The South Australian Arid Lands (SAAL) Region covers more than 50% of South Australia and along with the Alinytjara Wilurara region, contains a greater percentage of intact ecosystems and natural biological diversity than any region of the State.
Rain is infrequent and highly variable with annual evaporation around 3,500 mm, which far exceeds the rainfall average of less than 250 mm. These episodic drying and wetting patterns result in dynamic changes in plant and animal populations. The timing and scope of these natural fluctuations are extremely difficult to predict.
As a result of the weather patterns that drive SAAL systems, identifying and quantifying resource condition and trends is difficult and identifying and ameliorating unacceptable changes that result from human activities is even more so.
Groundwater from large aquifers like the Great Artesian Basin (GAB) offers the only source of reliable water in much of the Arid Lands.
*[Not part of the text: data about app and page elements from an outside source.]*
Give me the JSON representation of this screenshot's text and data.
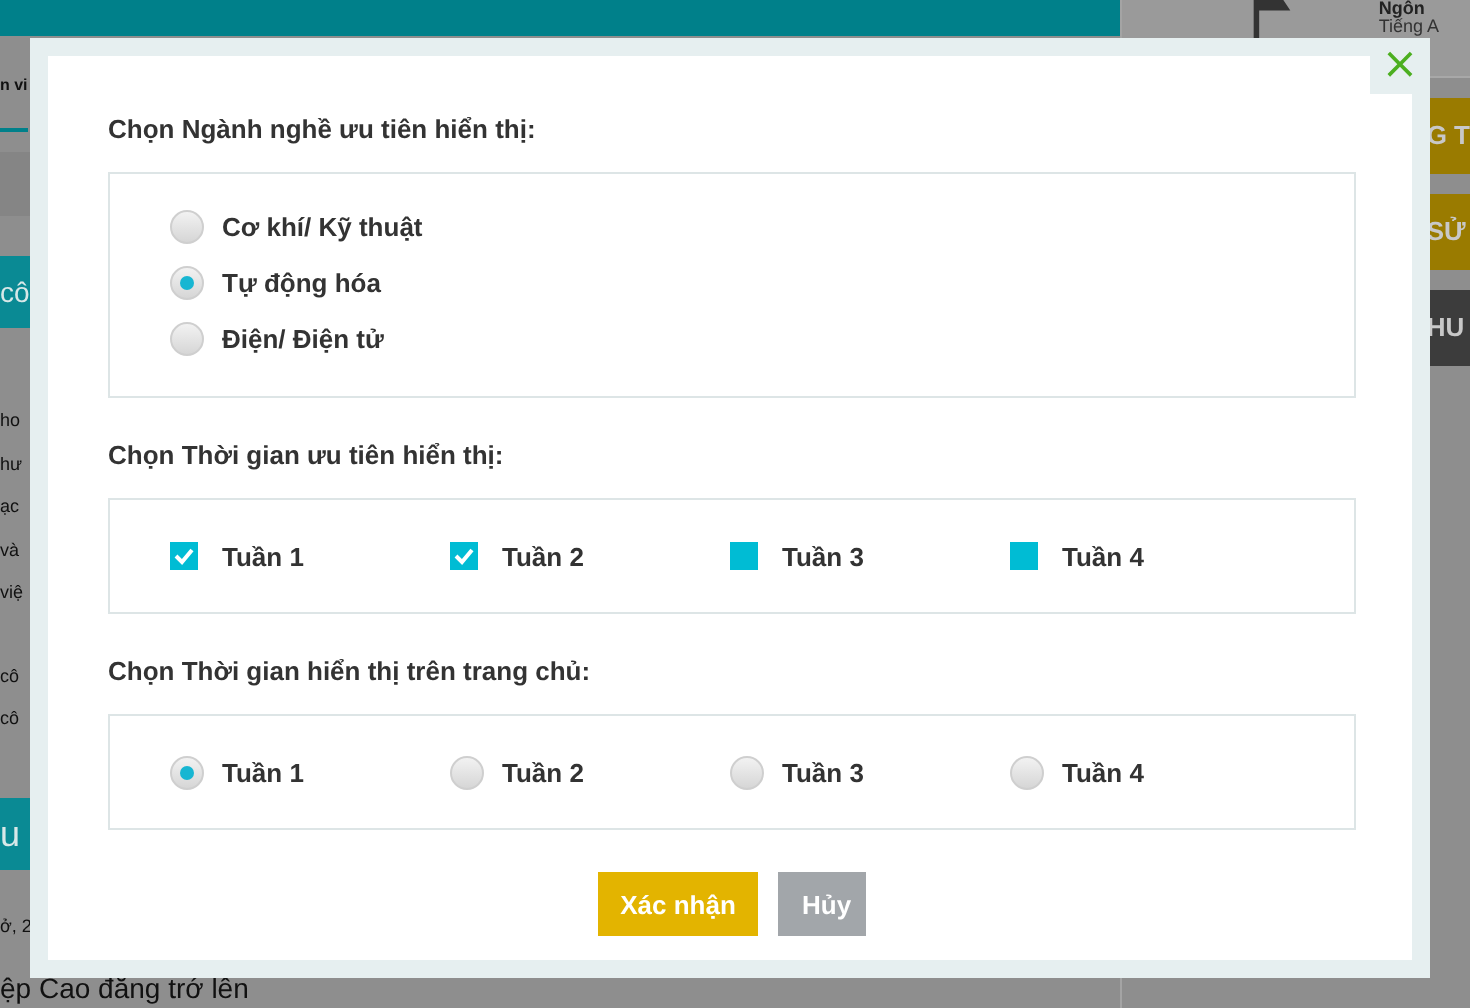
{
  "page_behind": {
    "tab": "n vi",
    "banners": [
      "cô",
      "u"
    ],
    "paragraph_1": [
      "ho",
      "hư",
      "ạc",
      "và",
      "việ"
    ],
    "paragraph_2": [
      "cô",
      "cô"
    ],
    "lines_below": [
      "ở, 2",
      "ệp Cao đăng trớ lên"
    ],
    "profile": {
      "name": "Ngôn",
      "language": "Tiếng A"
    },
    "side_buttons": [
      {
        "label": "G T",
        "kind": "gold"
      },
      {
        "label": "SỬ",
        "kind": "gold"
      },
      {
        "label": "HU",
        "kind": "dark"
      }
    ]
  },
  "dialog": {
    "sections": [
      {
        "title": "Chọn Ngành nghề ưu tiên hiển thị:",
        "kind": "radio-list",
        "options": [
          {
            "label": "Cơ khí/ Kỹ thuật",
            "selected": false
          },
          {
            "label": "Tự động hóa",
            "selected": true
          },
          {
            "label": "Điện/ Điện tử",
            "selected": false
          }
        ]
      },
      {
        "title": "Chọn Thời gian ưu tiên hiển thị:",
        "kind": "checkbox-row",
        "options": [
          {
            "label": "Tuần 1",
            "checked": true
          },
          {
            "label": "Tuần 2",
            "checked": true
          },
          {
            "label": "Tuần 3",
            "checked": false
          },
          {
            "label": "Tuần 4",
            "checked": false
          }
        ]
      },
      {
        "title": "Chọn Thời gian hiển thị trên trang chủ:",
        "kind": "radio-row",
        "options": [
          {
            "label": "Tuần 1",
            "selected": true
          },
          {
            "label": "Tuần 2",
            "selected": false
          },
          {
            "label": "Tuần 3",
            "selected": false
          },
          {
            "label": "Tuần 4",
            "selected": false
          }
        ]
      }
    ],
    "close_button": "×",
    "confirm_button": "Xác nhận",
    "cancel_button": "Hủy"
  }
}
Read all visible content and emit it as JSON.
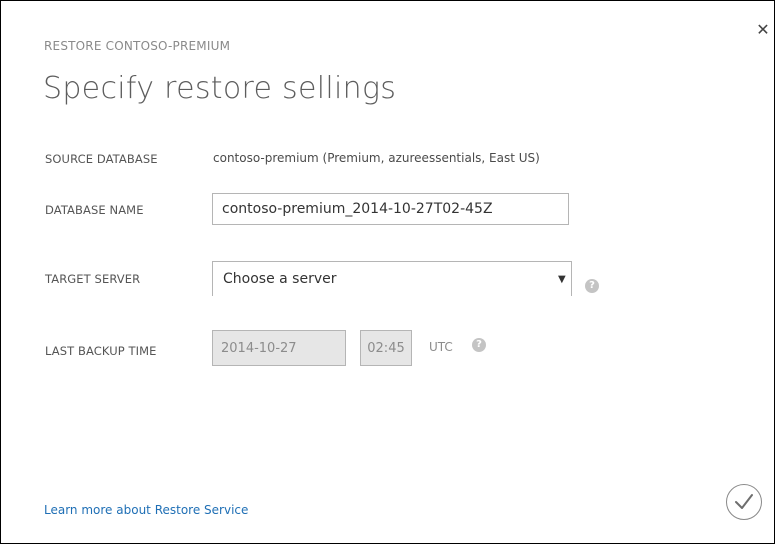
{
  "dialog": {
    "close_icon": "close-icon",
    "eyebrow": "RESTORE CONTOSO-PREMIUM",
    "title": "Specify restore sellings"
  },
  "fields": {
    "source_database": {
      "label": "SOURCE DATABASE",
      "value": "contoso-premium (Premium, azureessentials, East US)"
    },
    "database_name": {
      "label": "DATABASE NAME",
      "value": "contoso-premium_2014-10-27T02-45Z"
    },
    "target_server": {
      "label": "TARGET SERVER",
      "selected": "Choose a server",
      "help_icon": "help-icon"
    },
    "last_backup_time": {
      "label": "LAST BACKUP TIME",
      "date": "2014-10-27",
      "time": "02:45",
      "timezone": "UTC",
      "help_icon": "help-icon"
    }
  },
  "footer": {
    "learn_more": "Learn more about Restore Service",
    "confirm_icon": "checkmark-icon"
  },
  "colors": {
    "link": "#1f6fb5",
    "label": "#555555",
    "disabled_bg": "#e6e6e6"
  }
}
This means that most of the human activity in the region has centred round the bores, wells and natural springs that rely on this underground resource. In many parts of the SAAL Region where large-scale water resources are absent, the “collective” of smaller scale water features becomes important to the social, economic and environmental health of the region.
The human population in the SAAL Region is small and geographically sparse. The climate, resulting landforms and natural systems also limit the human activity and population. Most of the land is leasehold tenure used primarily for pastoral purposes. Large mining and petroleum companies also operate in the region.
(Source- South Australian Arid Lands Natural Resources Management (NRM) Board)
Regional Development Australia Far North Region - Development Assistance
SAAL NRM Board- Water Allocation Plan/Rules
Bureau of Meteorology - Climate data
Business SA - Easy Data (Regional Social, Economic and Environmental Indicators)